- _Page and application data records_:

· · · · · · ·

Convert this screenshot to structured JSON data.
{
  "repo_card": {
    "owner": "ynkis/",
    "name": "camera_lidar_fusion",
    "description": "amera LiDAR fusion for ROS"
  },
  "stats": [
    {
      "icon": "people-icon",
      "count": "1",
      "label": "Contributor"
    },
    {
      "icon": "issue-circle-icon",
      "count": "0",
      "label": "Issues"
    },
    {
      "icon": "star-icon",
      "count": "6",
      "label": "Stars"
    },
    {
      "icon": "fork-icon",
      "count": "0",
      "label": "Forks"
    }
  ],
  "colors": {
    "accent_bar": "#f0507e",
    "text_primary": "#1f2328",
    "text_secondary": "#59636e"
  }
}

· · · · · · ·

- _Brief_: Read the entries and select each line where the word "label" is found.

- _Answer_:
      "label": "Contributor"
      "label": "Issues"
      "label": "Stars"
      "label": "Forks"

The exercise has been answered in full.